Every so often, I try to direct you to accomplished artists who have You Tube channels, websites, etc, which I've found to be helpful in my journey to improve in my craft as an artist.
An amazing artist I've recently discovered is SYCRA YASIN. He has tons of helpful tutorials which I've been watching every chance I get. He teaches practical ways of tackling difficult drawing obstacles, such as foreshortening, drawing dynamic poses, anatomy, and more!
Check out his YOU TUBE CHANNEL
I so appreciate the hard work he puts into his videos. This is like attending a terrific art school for free, guys!
Happy New Year!
A few posts ago, I mentioned I would explain my process....well, I know you've been waiting on the edge of your seat to know this critical information --
at long last, like it or not, here it is........
actually, if you don't like, ya' don't have to read it, right?
Step 1: After doing some preliminary sketches to decide how I might draw the next page/episode, I draw on the WRONG side of a piece of watercolor paper (I'll explain why, when I get to the appropriate step). Paper brand? Canson 140 lb.
I generally start out with an HB pencil - Kimberly/General's or Koh-in-Noor brands, OR sometimes just an ol' #2 Ticonderoga; okay, I essentially grab whatever pencil is nearby. Just something not too hard and not too soft, Goldilocks.
As I'm drawing, I think about what Roland would tend to say and do next and what he would look like saying and doing it.
Frankly, I'm often surprised at what happens, even if I've planned out the page. It's a funny thing that happens when a character takes on a life of his own. It's almost as if he's acting out the story for me.
Not that it's easy.
Okay, that's pretty much the first step. I know it doesn't seem like much, buuuut, that's what I do!

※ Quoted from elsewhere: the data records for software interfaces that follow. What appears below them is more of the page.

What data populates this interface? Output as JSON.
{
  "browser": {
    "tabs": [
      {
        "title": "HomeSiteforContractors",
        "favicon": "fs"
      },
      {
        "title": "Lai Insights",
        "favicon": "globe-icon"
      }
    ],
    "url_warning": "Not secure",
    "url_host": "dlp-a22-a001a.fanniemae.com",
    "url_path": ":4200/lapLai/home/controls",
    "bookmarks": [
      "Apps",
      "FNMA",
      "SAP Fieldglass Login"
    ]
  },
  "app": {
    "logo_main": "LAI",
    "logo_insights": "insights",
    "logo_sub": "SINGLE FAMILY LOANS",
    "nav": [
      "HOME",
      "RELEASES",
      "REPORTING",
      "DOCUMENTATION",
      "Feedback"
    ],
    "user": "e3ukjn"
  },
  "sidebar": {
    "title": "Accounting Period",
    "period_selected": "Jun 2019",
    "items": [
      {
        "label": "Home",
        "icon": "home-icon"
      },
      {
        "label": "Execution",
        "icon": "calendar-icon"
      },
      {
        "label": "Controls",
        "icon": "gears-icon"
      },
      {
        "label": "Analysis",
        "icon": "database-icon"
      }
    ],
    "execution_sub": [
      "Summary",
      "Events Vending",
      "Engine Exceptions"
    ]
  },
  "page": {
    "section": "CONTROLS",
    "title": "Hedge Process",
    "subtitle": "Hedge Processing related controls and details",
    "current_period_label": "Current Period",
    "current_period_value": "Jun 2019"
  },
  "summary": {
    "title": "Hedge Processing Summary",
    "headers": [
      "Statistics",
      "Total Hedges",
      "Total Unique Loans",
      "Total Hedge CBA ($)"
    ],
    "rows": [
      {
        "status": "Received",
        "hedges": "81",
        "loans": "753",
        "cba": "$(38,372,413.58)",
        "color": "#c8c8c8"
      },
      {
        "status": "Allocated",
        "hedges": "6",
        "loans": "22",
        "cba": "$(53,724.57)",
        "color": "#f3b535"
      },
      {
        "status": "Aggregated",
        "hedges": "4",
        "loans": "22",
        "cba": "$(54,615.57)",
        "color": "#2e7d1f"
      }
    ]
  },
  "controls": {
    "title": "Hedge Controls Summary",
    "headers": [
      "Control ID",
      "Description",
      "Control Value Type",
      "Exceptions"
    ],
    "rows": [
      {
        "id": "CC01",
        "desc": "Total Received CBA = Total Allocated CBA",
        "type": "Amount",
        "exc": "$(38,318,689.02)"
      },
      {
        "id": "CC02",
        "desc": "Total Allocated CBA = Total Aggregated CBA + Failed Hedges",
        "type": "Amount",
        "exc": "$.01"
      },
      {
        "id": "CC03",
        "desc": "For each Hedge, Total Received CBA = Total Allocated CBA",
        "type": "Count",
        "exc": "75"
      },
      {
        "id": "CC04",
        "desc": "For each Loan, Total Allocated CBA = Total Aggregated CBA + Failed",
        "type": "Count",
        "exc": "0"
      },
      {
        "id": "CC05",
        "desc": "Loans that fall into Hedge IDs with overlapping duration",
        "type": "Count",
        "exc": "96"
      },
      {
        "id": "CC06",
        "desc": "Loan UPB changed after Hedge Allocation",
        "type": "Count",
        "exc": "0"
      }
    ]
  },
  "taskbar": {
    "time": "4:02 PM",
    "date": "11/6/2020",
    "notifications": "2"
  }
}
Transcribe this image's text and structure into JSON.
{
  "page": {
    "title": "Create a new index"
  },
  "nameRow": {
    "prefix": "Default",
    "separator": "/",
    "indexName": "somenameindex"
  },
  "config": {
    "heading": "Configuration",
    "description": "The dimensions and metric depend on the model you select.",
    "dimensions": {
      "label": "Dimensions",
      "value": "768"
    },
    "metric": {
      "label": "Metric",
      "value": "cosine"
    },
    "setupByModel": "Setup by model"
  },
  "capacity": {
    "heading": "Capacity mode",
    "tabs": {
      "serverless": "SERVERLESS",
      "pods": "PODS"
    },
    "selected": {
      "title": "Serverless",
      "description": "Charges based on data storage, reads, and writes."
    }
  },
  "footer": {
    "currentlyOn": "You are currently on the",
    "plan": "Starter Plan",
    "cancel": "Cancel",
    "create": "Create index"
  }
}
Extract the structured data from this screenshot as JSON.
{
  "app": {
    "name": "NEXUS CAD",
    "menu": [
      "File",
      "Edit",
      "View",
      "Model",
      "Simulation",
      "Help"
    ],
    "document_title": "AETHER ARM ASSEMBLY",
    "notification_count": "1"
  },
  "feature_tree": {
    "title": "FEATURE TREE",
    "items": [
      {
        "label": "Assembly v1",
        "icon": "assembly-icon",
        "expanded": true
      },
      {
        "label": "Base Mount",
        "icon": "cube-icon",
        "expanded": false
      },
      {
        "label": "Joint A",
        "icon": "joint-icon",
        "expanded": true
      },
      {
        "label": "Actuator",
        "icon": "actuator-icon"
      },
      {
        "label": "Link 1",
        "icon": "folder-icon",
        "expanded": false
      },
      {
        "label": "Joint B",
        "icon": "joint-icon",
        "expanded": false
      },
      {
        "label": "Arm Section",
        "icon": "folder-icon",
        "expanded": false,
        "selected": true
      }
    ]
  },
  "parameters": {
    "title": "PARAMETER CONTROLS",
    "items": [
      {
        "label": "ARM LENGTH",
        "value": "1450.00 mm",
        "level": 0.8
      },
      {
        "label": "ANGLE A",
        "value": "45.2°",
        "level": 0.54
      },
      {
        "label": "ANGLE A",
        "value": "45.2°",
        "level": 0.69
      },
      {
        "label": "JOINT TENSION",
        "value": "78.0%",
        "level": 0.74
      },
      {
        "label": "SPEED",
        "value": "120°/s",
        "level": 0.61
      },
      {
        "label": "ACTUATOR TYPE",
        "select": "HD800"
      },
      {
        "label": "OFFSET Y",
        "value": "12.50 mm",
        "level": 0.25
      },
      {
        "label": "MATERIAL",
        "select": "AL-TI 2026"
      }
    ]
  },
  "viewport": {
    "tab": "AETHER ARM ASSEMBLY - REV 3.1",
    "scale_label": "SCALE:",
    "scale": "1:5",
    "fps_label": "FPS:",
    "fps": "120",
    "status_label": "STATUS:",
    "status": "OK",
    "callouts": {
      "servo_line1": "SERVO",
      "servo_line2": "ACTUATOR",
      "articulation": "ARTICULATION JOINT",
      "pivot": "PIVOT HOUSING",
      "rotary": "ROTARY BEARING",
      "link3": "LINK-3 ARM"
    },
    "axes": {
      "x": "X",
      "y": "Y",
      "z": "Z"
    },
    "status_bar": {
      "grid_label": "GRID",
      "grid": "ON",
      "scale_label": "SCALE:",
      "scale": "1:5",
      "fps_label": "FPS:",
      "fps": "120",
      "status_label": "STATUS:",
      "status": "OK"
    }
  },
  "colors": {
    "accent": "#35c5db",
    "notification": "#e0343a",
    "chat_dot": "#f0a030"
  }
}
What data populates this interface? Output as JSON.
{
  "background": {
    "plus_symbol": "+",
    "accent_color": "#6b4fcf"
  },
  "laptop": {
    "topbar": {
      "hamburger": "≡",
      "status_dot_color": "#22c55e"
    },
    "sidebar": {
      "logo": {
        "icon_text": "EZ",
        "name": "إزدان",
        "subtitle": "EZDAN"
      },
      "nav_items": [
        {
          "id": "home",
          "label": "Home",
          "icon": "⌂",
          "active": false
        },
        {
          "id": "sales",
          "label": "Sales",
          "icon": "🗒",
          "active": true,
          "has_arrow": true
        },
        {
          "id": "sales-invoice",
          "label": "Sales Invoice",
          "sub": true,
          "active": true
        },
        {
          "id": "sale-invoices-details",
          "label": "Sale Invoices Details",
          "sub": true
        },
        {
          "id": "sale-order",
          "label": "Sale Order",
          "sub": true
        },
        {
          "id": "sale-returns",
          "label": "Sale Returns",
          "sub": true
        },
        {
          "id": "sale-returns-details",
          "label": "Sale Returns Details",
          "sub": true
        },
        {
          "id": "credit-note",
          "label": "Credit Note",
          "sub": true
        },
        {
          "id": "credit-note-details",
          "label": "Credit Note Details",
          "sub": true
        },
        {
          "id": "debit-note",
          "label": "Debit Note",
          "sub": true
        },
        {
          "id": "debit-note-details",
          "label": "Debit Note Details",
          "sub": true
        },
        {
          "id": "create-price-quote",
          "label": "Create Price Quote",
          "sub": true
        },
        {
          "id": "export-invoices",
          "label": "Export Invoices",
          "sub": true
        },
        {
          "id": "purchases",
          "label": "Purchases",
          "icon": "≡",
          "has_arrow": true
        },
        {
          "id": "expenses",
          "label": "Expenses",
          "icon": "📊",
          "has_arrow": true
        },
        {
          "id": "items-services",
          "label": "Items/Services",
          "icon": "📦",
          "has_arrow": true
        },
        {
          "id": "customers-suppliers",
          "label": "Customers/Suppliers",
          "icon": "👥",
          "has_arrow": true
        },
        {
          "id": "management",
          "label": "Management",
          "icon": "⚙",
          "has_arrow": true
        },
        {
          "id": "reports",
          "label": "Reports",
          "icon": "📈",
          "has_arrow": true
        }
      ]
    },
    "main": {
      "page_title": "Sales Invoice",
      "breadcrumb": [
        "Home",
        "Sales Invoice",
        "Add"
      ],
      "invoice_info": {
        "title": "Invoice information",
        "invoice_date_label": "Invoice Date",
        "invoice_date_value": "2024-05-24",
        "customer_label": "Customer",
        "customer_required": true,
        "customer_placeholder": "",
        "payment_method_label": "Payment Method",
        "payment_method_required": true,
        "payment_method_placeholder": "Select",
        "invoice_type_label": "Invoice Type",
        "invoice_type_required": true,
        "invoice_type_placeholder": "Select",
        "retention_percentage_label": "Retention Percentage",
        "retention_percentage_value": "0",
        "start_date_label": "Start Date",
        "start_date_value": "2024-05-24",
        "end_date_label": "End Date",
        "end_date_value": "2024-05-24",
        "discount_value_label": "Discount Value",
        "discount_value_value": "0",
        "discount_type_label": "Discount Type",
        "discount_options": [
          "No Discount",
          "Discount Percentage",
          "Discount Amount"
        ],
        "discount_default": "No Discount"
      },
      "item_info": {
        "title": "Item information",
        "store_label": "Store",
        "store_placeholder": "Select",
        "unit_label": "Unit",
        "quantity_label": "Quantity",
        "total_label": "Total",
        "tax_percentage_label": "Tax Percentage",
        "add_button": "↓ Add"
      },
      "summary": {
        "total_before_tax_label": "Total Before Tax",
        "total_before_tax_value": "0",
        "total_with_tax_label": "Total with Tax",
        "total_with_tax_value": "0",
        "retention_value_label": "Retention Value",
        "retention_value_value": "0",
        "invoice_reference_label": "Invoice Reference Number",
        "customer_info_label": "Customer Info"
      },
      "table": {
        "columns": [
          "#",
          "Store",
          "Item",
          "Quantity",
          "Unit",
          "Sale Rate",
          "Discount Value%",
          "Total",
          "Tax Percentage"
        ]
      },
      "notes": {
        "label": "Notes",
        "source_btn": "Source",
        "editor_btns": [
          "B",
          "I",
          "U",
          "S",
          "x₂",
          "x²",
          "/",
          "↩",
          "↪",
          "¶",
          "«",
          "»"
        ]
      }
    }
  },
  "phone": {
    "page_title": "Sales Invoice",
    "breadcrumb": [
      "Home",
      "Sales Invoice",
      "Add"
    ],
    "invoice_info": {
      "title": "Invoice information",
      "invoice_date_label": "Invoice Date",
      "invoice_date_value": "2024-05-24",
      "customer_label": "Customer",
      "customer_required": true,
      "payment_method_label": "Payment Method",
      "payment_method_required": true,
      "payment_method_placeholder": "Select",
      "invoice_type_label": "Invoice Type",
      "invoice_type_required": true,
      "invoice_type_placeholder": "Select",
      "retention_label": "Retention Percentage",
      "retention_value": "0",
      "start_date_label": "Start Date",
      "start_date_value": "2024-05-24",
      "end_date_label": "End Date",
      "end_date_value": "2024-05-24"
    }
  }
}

"Process, Part 2, will be coming soon -- *announcer voice* to a theater near you --"
or to my blog.